... fulfills this political objective, however, by presenting Prince both as the abused victim of cruel masters and as a socioethical being who is active in obtaining her freedom. Her actions converge so as to reaffirm the political mission of the antislavery campaign. As the retrospective reconstruction...
differences (1989) 1 (1): 83–100.
Published: 01 February 1989
.... World Health Organization. Report of the Consultation on International Travel and HIV Injection. Geneva: n.p., 1987. Veitch, Andrew. "The Cruel March of AIDS." Guardian [Manchester] 16 Feb. 1988: 32. Watney, Simon. Policing Desire: Pornography, AIDS and the Media. Minneapolis: U of Minnesota P, 1987...
differences (2023) 34 (1): 191–199.
Published: 01 May 2023
... but on organizing it differently. The epistemological sadism of “affectless mastery,” based on the cruel safety of detachment, is displaced and dislocated by Resnais’s exercises of building worlds that enable and enforce the decentering of the viewer, who is drawn into the filmmaker’s carefully constructed...
differences (2012) 23 (1): 62–100.
Published: 01 May 2012

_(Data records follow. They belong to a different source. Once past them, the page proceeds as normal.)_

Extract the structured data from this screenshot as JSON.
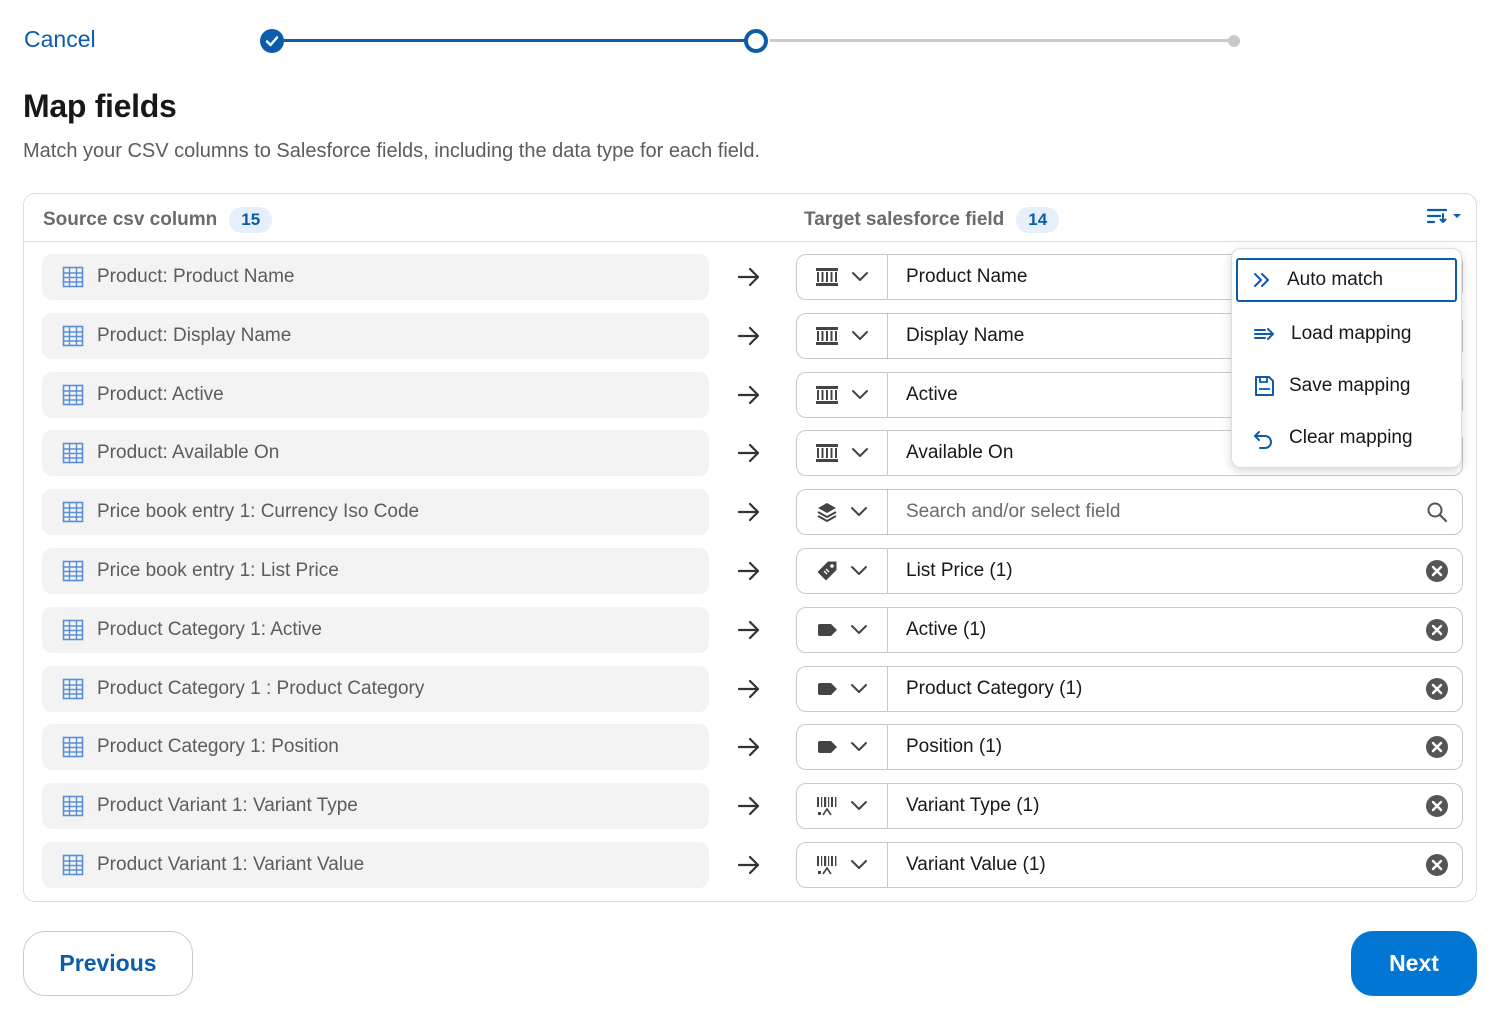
{
  "header": {
    "cancel_label": "Cancel"
  },
  "page": {
    "title": "Map fields",
    "subtitle": "Match your CSV columns to Salesforce fields, including the data type for each field."
  },
  "table": {
    "source_header": "Source csv column",
    "source_count": "15",
    "target_header": "Target salesforce field",
    "target_count": "14",
    "rows": [
      {
        "source": "Product: Product Name",
        "type_icon": "text-type-icon",
        "target": "Product Name",
        "placeholder": false,
        "end_icon": "none"
      },
      {
        "source": "Product: Display Name",
        "type_icon": "text-type-icon",
        "target": "Display Name",
        "placeholder": false,
        "end_icon": "none"
      },
      {
        "source": "Product: Active",
        "type_icon": "text-type-icon",
        "target": "Active",
        "placeholder": false,
        "end_icon": "none"
      },
      {
        "source": "Product: Available On",
        "type_icon": "text-type-icon",
        "target": "Available On",
        "placeholder": false,
        "end_icon": "none"
      },
      {
        "source": "Price book entry 1: Currency Iso Code",
        "type_icon": "layers-icon",
        "target": "Search and/or select field",
        "placeholder": true,
        "end_icon": "search-icon"
      },
      {
        "source": "Price book entry 1: List Price",
        "type_icon": "price-tag-icon",
        "target": "List Price (1)",
        "placeholder": false,
        "end_icon": "clear-icon"
      },
      {
        "source": "Product Category 1: Active",
        "type_icon": "label-tag-icon",
        "target": "Active (1)",
        "placeholder": false,
        "end_icon": "clear-icon"
      },
      {
        "source": "Product Category 1 : Product Category",
        "type_icon": "label-tag-icon",
        "target": "Product Category (1)",
        "placeholder": false,
        "end_icon": "clear-icon"
      },
      {
        "source": "Product Category 1: Position",
        "type_icon": "label-tag-icon",
        "target": "Position (1)",
        "placeholder": false,
        "end_icon": "clear-icon"
      },
      {
        "source": "Product Variant 1: Variant Type",
        "type_icon": "barcode-icon",
        "target": "Variant Type (1)",
        "placeholder": false,
        "end_icon": "clear-icon"
      },
      {
        "source": "Product Variant 1: Variant Value",
        "type_icon": "barcode-icon",
        "target": "Variant Value (1)",
        "placeholder": false,
        "end_icon": "clear-icon"
      }
    ]
  },
  "menu": {
    "items": [
      {
        "label": "Auto match",
        "icon": "double-chevron-right-icon"
      },
      {
        "label": "Load mapping",
        "icon": "load-arrow-icon"
      },
      {
        "label": "Save mapping",
        "icon": "save-icon"
      },
      {
        "label": "Clear mapping",
        "icon": "undo-icon"
      }
    ]
  },
  "footer": {
    "previous_label": "Previous",
    "next_label": "Next"
  },
  "colors": {
    "brand": "#0b5cab",
    "button_primary": "#0176d3",
    "border": "#c9c9c9",
    "source_bg": "#f3f3f3"
  }
}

..., which it submerges into poverty, pain, and discord. Lauren Berlant, for example, takes this disjuncture as the focal point of her analysis in Cruel Optimism, in which she argues that the cultural promise of happiness for all...